During the week my daily routine with the children goes something like this. Get woken up by Isaac some time between 5:30 and 6:00am. Send him away with
my his iPad/iPhone until the alarm goes off. Go downstairs with Isaac and possibly Toby until Heather comes down with Kara. Get ready and go to work. Come home to spend a little time with the kids before bath, stories and bed.
There’s nothing unique or particularly noteworthy about this routine, other than the fact that it is a routine. I’m very rarely away in the morning before all three kids are up and it’s unusual for me to miss bedtime more than once a week. Even if it’s just a quick chat and a hug in the morning or reading the last story at night, I generally always have some face-time with the kids every day. It’s a small thing but it’s important to me.
The only reason I’m mentioning it here is that this week is one of those rare times when I’ve been torn out of my routine.
I’m fortunate enough to have a job which affords me a lot of flexibility in terms of working hours – although I often catch up with work in the evening and at weekends – and requires me to be away relatively infrequently. In the seven months since Kara was born, I have only been away three times: an overnight trip to Brussels, four nights in the US and now this week, which involves me being away for three nights on a leadership course. I can count the number of other occasions on which I have missed both ends of the day on the fingers of, well, two fingers.
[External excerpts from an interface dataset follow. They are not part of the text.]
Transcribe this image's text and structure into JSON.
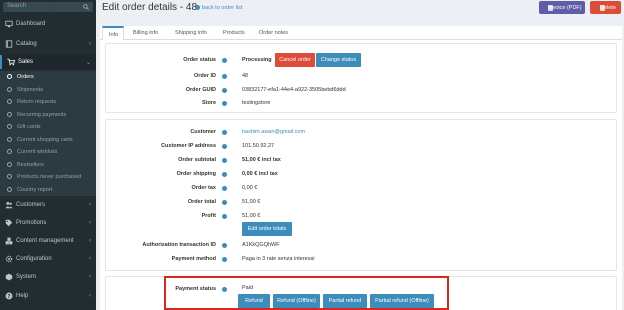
{
  "sidebar": {
    "search_placeholder": "Search",
    "items": [
      {
        "label": "Dashboard",
        "icon": "desktop-icon",
        "has_chevron": false
      },
      {
        "label": "Catalog",
        "icon": "book-icon",
        "has_chevron": true
      },
      {
        "label": "Sales",
        "icon": "cart-icon",
        "has_chevron": true,
        "active": true
      },
      {
        "label": "Customers",
        "icon": "users-icon",
        "has_chevron": true
      },
      {
        "label": "Promotions",
        "icon": "tag-icon",
        "has_chevron": true
      },
      {
        "label": "Content management",
        "icon": "cubes-icon",
        "has_chevron": true
      },
      {
        "label": "Configuration",
        "icon": "gears-icon",
        "has_chevron": true
      },
      {
        "label": "System",
        "icon": "cube-icon",
        "has_chevron": true
      },
      {
        "label": "Help",
        "icon": "question-icon",
        "has_chevron": true
      }
    ],
    "sales_sub": [
      "Orders",
      "Shipments",
      "Return requests",
      "Recurring payments",
      "Gift cards",
      "Current shopping carts",
      "Current wishlists",
      "Bestsellers",
      "Products never purchased",
      "Country report"
    ]
  },
  "header": {
    "title": "Edit order details - 48",
    "back_link": "back to order list",
    "invoice_btn": "Invoice (PDF)",
    "delete_btn": "Delete"
  },
  "tabs": [
    "Info",
    "Billing info",
    "Shipping info",
    "Products",
    "Order notes"
  ],
  "order": {
    "status_label": "Order status",
    "status_value": "Processing",
    "cancel_btn": "Cancel order",
    "change_btn": "Change status",
    "id_label": "Order ID",
    "id_value": "48",
    "guid_label": "Order GUID",
    "guid_value": "03832177-efa1-44e4-a922-3505bebd6ddd",
    "store_label": "Store",
    "store_value": "testingstore"
  },
  "details": {
    "customer_label": "Customer",
    "customer_value": "hashim.awan@gmail.com",
    "ip_label": "Customer IP address",
    "ip_value": "101.50.92.27",
    "subtotal_label": "Order subtotal",
    "subtotal_value": "51,00 € incl tax",
    "shipping_label": "Order shipping",
    "shipping_value": "0,00 € incl tax",
    "tax_label": "Order tax",
    "tax_value": "0,00 €",
    "total_label": "Order total",
    "total_value": "51,00 €",
    "profit_label": "Profit",
    "profit_value": "51,00 €",
    "edit_totals_btn": "Edit order totals",
    "auth_label": "Authorization transaction ID",
    "auth_value": "A1KkQGQhWF",
    "method_label": "Payment method",
    "method_value": "Paga in 3 rate senza interessi"
  },
  "payment": {
    "status_label": "Payment status",
    "status_value": "Paid",
    "buttons": [
      "Refund",
      "Refund (Offline)",
      "Partial refund",
      "Partial refund (Offline)"
    ]
  },
  "colors": {
    "sidebar_bg": "#222d32",
    "accent_blue": "#3c8dbc",
    "danger_red": "#dd4b39",
    "invoice_purple": "#605ca8",
    "highlight_red": "#d9281f"
  }
}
Even when I have been away, I have usually been able to snatch a quick phone call to talk to the boys before they go to bed. Sometimes I think – actually make that know – that I find these brief exchanges more comforting than they do. However, for the first time this evening I was able to use FaceTime – basically, Skype for Apple devices – to make a video call to Heather’s new iPhone and hold a face-to-face conversation with all three kids before they went to bed (although the full extent of the dialogue with Kara was me talking to her and her squawking back at me).
To be able to see the boys’ faces, albeit in jerky lo-res video, and their smiles as they babbled enthusiastically about what they had been up to all afternoon – making chocolate lollies, seeing as you asked – was like raising a standard voice call to the nth degree. I think they rather enjoyed it. I know I did. In a world of emails and text messages and Facebook status updates, there’s nothing quite like a face-to-face conversation, even if it is only via a smartphone. A picture really does speak a thousand words.